our brigade the casualties were two out of every five men carried into action; and these losses it will be borne in mind, with the exception as I have mentioned of about a dozen wounded on Saturday morning, were all incurred in the single day's fight of Friday. But as I have said it was not left to our brigade alone to maintain the honor of South Carolina on the plains of Manassas. In Longstreet's corps the State was represented by Jenkins's and Evans' brigade, the Hampton Legion, then in Hood's brigade, and the Fifteenth regiment, and James's battalion in Drayton's brigade. And well did they maintain her fame.

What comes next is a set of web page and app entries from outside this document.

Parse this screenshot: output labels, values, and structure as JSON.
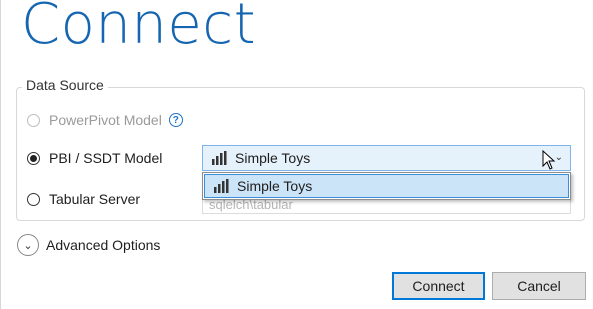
{
  "title": "Connect",
  "data_source": {
    "legend": "Data Source",
    "options": [
      {
        "label": "PowerPivot Model",
        "state": "disabled",
        "selected": false
      },
      {
        "label": "PBI / SSDT Model",
        "state": "enabled",
        "selected": true
      },
      {
        "label": "Tabular Server",
        "state": "enabled",
        "selected": false
      }
    ],
    "help_icon": "?",
    "model_combo": {
      "value": "Simple Toys",
      "icon": "power-bi-icon"
    },
    "model_dropdown": {
      "items": [
        "Simple Toys"
      ],
      "highlighted": "Simple Toys"
    },
    "server_input": {
      "value": "sqlelch\\tabular"
    }
  },
  "advanced": {
    "label": "Advanced Options"
  },
  "buttons": {
    "connect": "Connect",
    "cancel": "Cancel"
  },
  "colors": {
    "title": "#1565b0",
    "selection": "#cce4f7",
    "focus": "#0078d7"
  }
}
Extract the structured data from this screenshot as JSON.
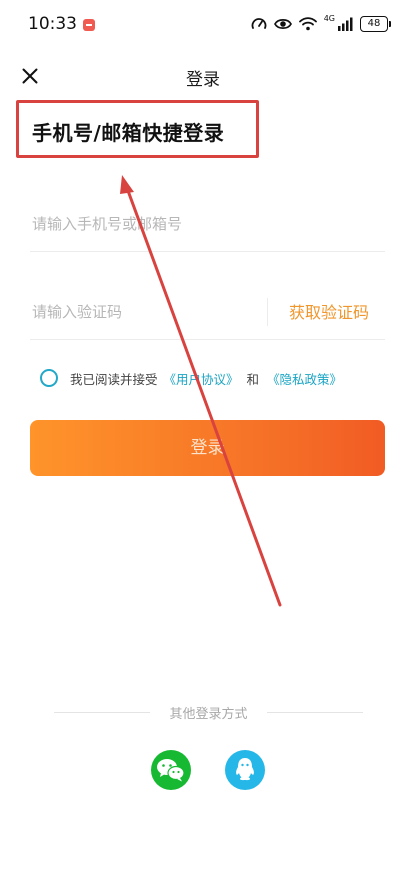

I cannot now be the historian of their deeds, and of the prominent part they, too, bore in the great battle of the 30th; but let me give you some more figures, which will show that however justly proud you and I, my comrades, are of our own part, we can claim no monopoly of South Carolina's glory at Manassas. General Lee's army, on that occasion, was composed of one hu
Southern Historical Society Papers, Volume 13. (ed. Reverend J. William Jones), Official reports of the battle of Gettysburg. (search)

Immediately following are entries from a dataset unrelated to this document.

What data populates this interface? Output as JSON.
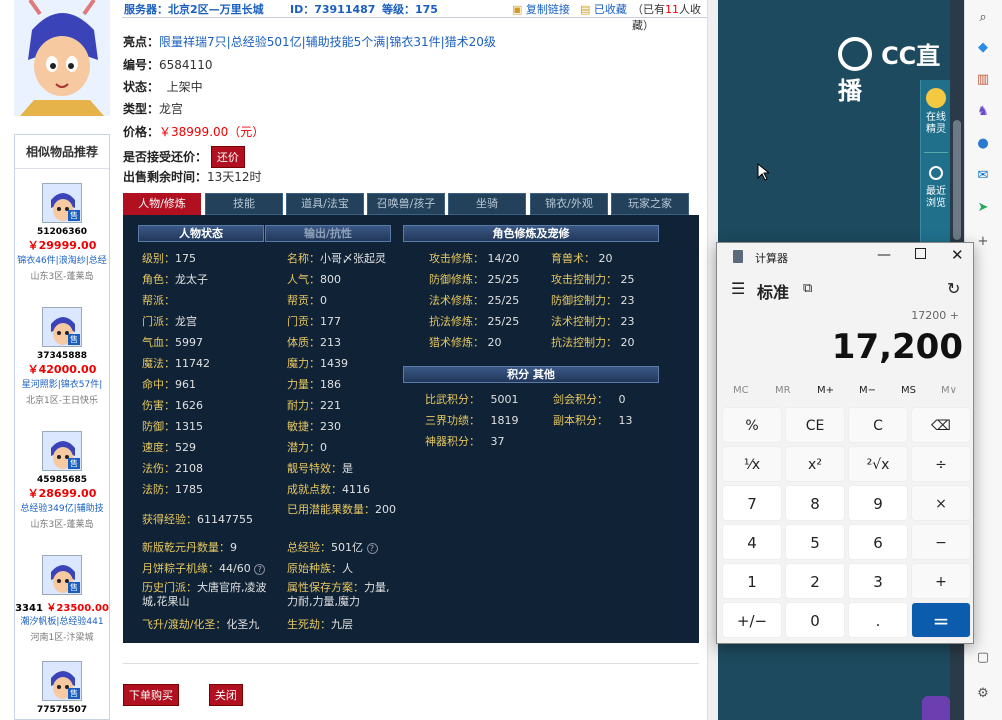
{
  "topbar": {
    "server_label": "服务器：北京2区—万里长城",
    "id_label": "ID：73911487",
    "level_label": "等级：175",
    "copy_link": "复制链接",
    "collected": "已收藏",
    "collect_count_prefix": "（已有",
    "collect_count": "11",
    "collect_count_suffix": "人收藏）"
  },
  "item": {
    "highlight_key": "亮点：",
    "highlight_val": "限量祥瑞7只|总经验501亿|辅助技能5个满|锦衣31件|猎术20级",
    "id_key": "编号：",
    "id_val": "6584110",
    "status_key": "状态：",
    "status_val": "上架中",
    "type_key": "类型：",
    "type_val": "龙宫",
    "price_key": "价格：",
    "price_val": "￥38999.00（元）",
    "bargain_key": "是否接受还价：",
    "bargain_btn": "还价",
    "time_key": "出售剩余时间：",
    "time_val": "13天12时"
  },
  "tabs": [
    "人物/修炼",
    "技能",
    "道具/法宝",
    "召唤兽/孩子",
    "坐骑",
    "锦衣/外观",
    "玩家之家"
  ],
  "panel": {
    "hdr_status": "人物状态",
    "hdr_output": "输出/抗性",
    "hdr_cultivation": "角色修炼及宠修",
    "hdr_points": "积分  其他",
    "col1": [
      {
        "k": "级别：",
        "v": "175"
      },
      {
        "k": "角色：",
        "v": "龙太子"
      },
      {
        "k": "帮派：",
        "v": ""
      },
      {
        "k": "门派：",
        "v": "龙宫"
      },
      {
        "k": "气血：",
        "v": "5997"
      },
      {
        "k": "魔法：",
        "v": "11742"
      },
      {
        "k": "命中：",
        "v": "961"
      },
      {
        "k": "伤害：",
        "v": "1626"
      },
      {
        "k": "防御：",
        "v": "1315"
      },
      {
        "k": "速度：",
        "v": "529"
      },
      {
        "k": "法伤：",
        "v": "2108"
      },
      {
        "k": "法防：",
        "v": "1785"
      }
    ],
    "col2": [
      {
        "k": "名称：",
        "v": "小哥〆张起灵"
      },
      {
        "k": "人气：",
        "v": "800"
      },
      {
        "k": "帮贡：",
        "v": "0"
      },
      {
        "k": "门贡：",
        "v": "177"
      },
      {
        "k": "体质：",
        "v": "213"
      },
      {
        "k": "魔力：",
        "v": "1439"
      },
      {
        "k": "力量：",
        "v": "186"
      },
      {
        "k": "耐力：",
        "v": "221"
      },
      {
        "k": "敏捷：",
        "v": "230"
      },
      {
        "k": "潜力：",
        "v": "0"
      },
      {
        "k": "靓号特效：",
        "v": "是"
      },
      {
        "k": "成就点数：",
        "v": "4116"
      }
    ],
    "lower_left": [
      {
        "k": "获得经验：",
        "v": "61147755"
      },
      {
        "k": "新版乾元丹数量：",
        "v": "9"
      },
      {
        "k": "月饼粽子机缘：",
        "v": "44/60"
      },
      {
        "k": "历史门派：",
        "v": "大唐官府,凌波城,花果山"
      },
      {
        "k": "飞升/渡劫/化圣：",
        "v": "化圣九"
      }
    ],
    "lower_right": [
      {
        "k": "已用潜能果数量：",
        "v": "200"
      },
      {
        "k": "总经验：",
        "v": "501亿"
      },
      {
        "k": "原始种族：",
        "v": "人"
      },
      {
        "k": "属性保存方案：",
        "v": "力量,力耐,力量,魔力"
      },
      {
        "k": "生死劫：",
        "v": "九层"
      }
    ],
    "cult_left": [
      {
        "k": "攻击修炼：",
        "v": "14/20"
      },
      {
        "k": "防御修炼：",
        "v": "25/25"
      },
      {
        "k": "法术修炼：",
        "v": "25/25"
      },
      {
        "k": "抗法修炼：",
        "v": "25/25"
      },
      {
        "k": "猎术修炼：",
        "v": "20"
      }
    ],
    "cult_right": [
      {
        "k": "育兽术：",
        "v": "20"
      },
      {
        "k": "攻击控制力：",
        "v": "25"
      },
      {
        "k": "防御控制力：",
        "v": "23"
      },
      {
        "k": "法术控制力：",
        "v": "23"
      },
      {
        "k": "抗法控制力：",
        "v": "20"
      }
    ],
    "points": [
      {
        "k": "比武积分：",
        "v": "5001"
      },
      {
        "k": "剑会积分：",
        "v": "0"
      },
      {
        "k": "三界功绩：",
        "v": "1819"
      },
      {
        "k": "副本积分：",
        "v": "13"
      },
      {
        "k": "神器积分：",
        "v": "37"
      }
    ]
  },
  "bottom": {
    "buy": "下单购买",
    "close": "关闭"
  },
  "similar": {
    "title": "相似物品推荐",
    "items": [
      {
        "id": "51206360",
        "price": "￥29999.00",
        "desc": "锦衣46件|浪淘纱|总经",
        "server": "山东3区-蓬莱岛"
      },
      {
        "id": "37345888",
        "price": "￥42000.00",
        "desc": "星河照影|锦衣57件|",
        "server": "北京1区-王日快乐"
      },
      {
        "id": "45985685",
        "price": "￥28699.00",
        "desc": "总经验349亿|辅助技",
        "server": "山东3区-蓬莱岛"
      },
      {
        "id": "3341",
        "price": "￥23500.00",
        "desc": "潮汐帆板|总经验441",
        "server": "河南1区-汴梁城"
      },
      {
        "id": "77575507",
        "price": "",
        "desc": "",
        "server": ""
      }
    ],
    "badge": "售"
  },
  "dark": {
    "logo": "CC直播",
    "online": "在线精灵",
    "recent": "最近浏览"
  },
  "calculator": {
    "title": "计算器",
    "mode": "标准",
    "expression": "17200 +",
    "display": "17,200",
    "memory": [
      "MC",
      "MR",
      "M+",
      "M−",
      "MS",
      "M∨"
    ],
    "keys": [
      [
        "%",
        "CE",
        "C",
        "⌫"
      ],
      [
        "¹⁄x",
        "x²",
        "²√x",
        "÷"
      ],
      [
        "7",
        "8",
        "9",
        "×"
      ],
      [
        "4",
        "5",
        "6",
        "−"
      ],
      [
        "1",
        "2",
        "3",
        "+"
      ],
      [
        "+/−",
        "0",
        ".",
        "="
      ]
    ]
  }
}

he feels that he is neglecting others of equal merit. Private Barbee, though a mounted courier acting for MajorGen-eral Hood, entered the ranks of his company (L) and fought through the engagement. At one time he mounted a rock upon the highest p in the action of the second and third, near Gettysburg, Pennsylvania: About four o'clock P. M. on the second inst. General Hood's division was drawn up in line of battle fronting the heights occupied by the enemy. The Fifth Texas regiment occupiburg, Pennsylvania, on the 2d and 3d of July: In the order of attack, Longstreet's corps was assigned to the right, and Hood's division occupied the right of the corps. Benning's brigade, in the order of battle, supported, at the distance of fourventh South Carolina were ordered off on picket duty at New Guilford, remaining until relieved next day by General Law, of Hood's division. On the first day of July we took up the line of march for Gettysburg, crossing the mountain gap after nightfa
Southern Historical Society Papers, Volume 13. (ed. Reverend J. William Jones), Battle of Chickamauga. (search)
e enemy, causing some loss. My position was on Hood's left and Buckner's right, near the centre of r 4th, 1863. Captain L. R. Terrill, Acting Adjutant-General Hood's Division: Captain,—I have the n front and a line of battle just going in. General Hood directed me to form line in his rear, with f informed me of the unfortunate loss of Major-General Hood, and suggested that, as senior brigadieror Cunningham, Assistant Inspector-General, General Hood's staff, who had been sent by the General tt-hand or western road, to move forward. General Hood, however, here took command, and directed os brigade was united with the other brigades of Hood's division, under Brigadier-General Law, whichvisions were placed under the command of Major-General Hood. Our line of battle was formed about ole line, Gregg's brigade in rear, supported by Hood's division, under Law, in a third line, swept fbattle scene of unsurpassed grandeur. Here General Hood gave me the last order I received from him [17 more...]
Southern Historical Society Papers, Volume 13. (ed. Reverend J. William Jones), General Sherman's method of making war. (search)
actures of any kind, but will remove all the present population, and make Atlanta a pure military town. To General Halleck he writes, I am not willing to have Atlanta encumbered by the families of our enemies. Of this wholesale depopulation, General Hood complained, by flag of truce, as cruel and contrary to the usages of civilized nations, and customs of war, receiving this courteous and gentlemanly reply (September 12)—I think I understand the laws of civilized nations and the customs of war ; but if at a loss at any time, I know where to seek for information to refresh my memory. General Hood made the correspondence, or part of it, public, on which fact General Sherman remarks to General Halleck, Of course he is welcome, for the more he arouses the indignation of the Southern masses the bigger will be the pill of bitterness they will have to swallow. About the middle of September, General Sherman being still at Atlanta, endeavored to open private communication with Governor